Each record that comes next should be output exactly; pictures do not belong in the copy.

Input for this task:
-=-=-=-=-

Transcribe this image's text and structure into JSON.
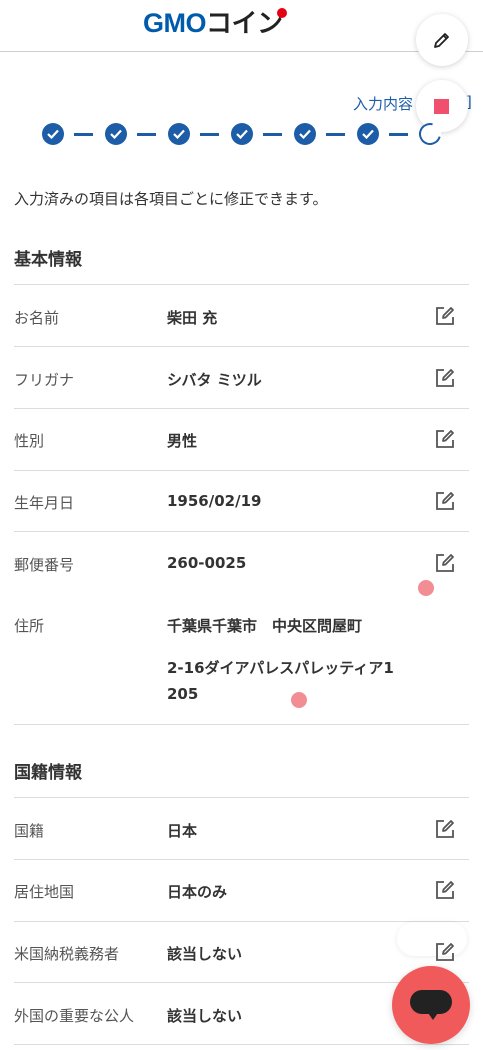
{
  "header": {
    "logo_main": "GMO",
    "logo_sub": "コイン"
  },
  "progress": {
    "label": "入力内容",
    "label_tail": "]",
    "total_steps": 7,
    "completed_steps": 6
  },
  "intro_text": "入力済みの項目は各項目ごとに修正できます。",
  "basic_info": {
    "title": "基本情報",
    "rows": [
      {
        "label": "お名前",
        "value": "柴田 充"
      },
      {
        "label": "フリガナ",
        "value": "シバタ ミツル"
      },
      {
        "label": "性別",
        "value": "男性"
      },
      {
        "label": "生年月日",
        "value": "1956/02/19"
      },
      {
        "label": "郵便番号",
        "value": "260-0025"
      },
      {
        "label": "住所",
        "value_line1": "千葉県千葉市　中央区問屋町",
        "value_line2": "2-16ダイアパレスパレッティア1",
        "value_line3": "205"
      }
    ]
  },
  "nationality_info": {
    "title": "国籍情報",
    "rows": [
      {
        "label": "国籍",
        "value": "日本"
      },
      {
        "label": "居住地国",
        "value": "日本のみ"
      },
      {
        "label": "米国納税義務者",
        "value": "該当しない"
      },
      {
        "label": "外国の重要な公人",
        "value": "該当しない"
      }
    ]
  },
  "colors": {
    "brand_blue": "#1d5da8",
    "accent_red": "#f15a5a",
    "stop_pink": "#f0506e"
  },
  "icons": {
    "edit": "edit-icon",
    "pencil": "pencil-icon",
    "stop": "stop-icon",
    "check": "check-icon",
    "chat": "chat-icon"
  }
}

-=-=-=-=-

Written response:
Transcribe this image's text and structure into JSON.
{
  "header": {
    "logo_main": "GMO",
    "logo_sub": "コイン"
  },
  "progress": {
    "label": "入力内容",
    "label_tail": "]",
    "total_steps": 7,
    "completed_steps": 6
  },
  "intro_text": "入力済みの項目は各項目ごとに修正できます。",
  "basic_info": {
    "title": "基本情報",
    "rows": [
      {
        "label": "お名前",
        "value": "柴田 充"
      },
      {
        "label": "フリガナ",
        "value": "シバタ ミツル"
      },
      {
        "label": "性別",
        "value": "男性"
      },
      {
        "label": "生年月日",
        "value": "1956/02/19"
      },
      {
        "label": "郵便番号",
        "value": "260-0025"
      },
      {
        "label": "住所",
        "value_line1": "千葉県千葉市　中央区問屋町",
        "value_line2": "2-16ダイアパレスパレッティア1",
        "value_line3": "205"
      }
    ]
  },
  "nationality_info": {
    "title": "国籍情報",
    "rows": [
      {
        "label": "国籍",
        "value": "日本"
      },
      {
        "label": "居住地国",
        "value": "日本のみ"
      },
      {
        "label": "米国納税義務者",
        "value": "該当しない"
      },
      {
        "label": "外国の重要な公人",
        "value": "該当しない"
      }
    ]
  },
  "colors": {
    "brand_blue": "#1d5da8",
    "accent_red": "#f15a5a",
    "stop_pink": "#f0506e"
  },
  "icons": {
    "edit": "edit-icon",
    "pencil": "pencil-icon",
    "stop": "stop-icon",
    "check": "check-icon",
    "chat": "chat-icon"
  }
}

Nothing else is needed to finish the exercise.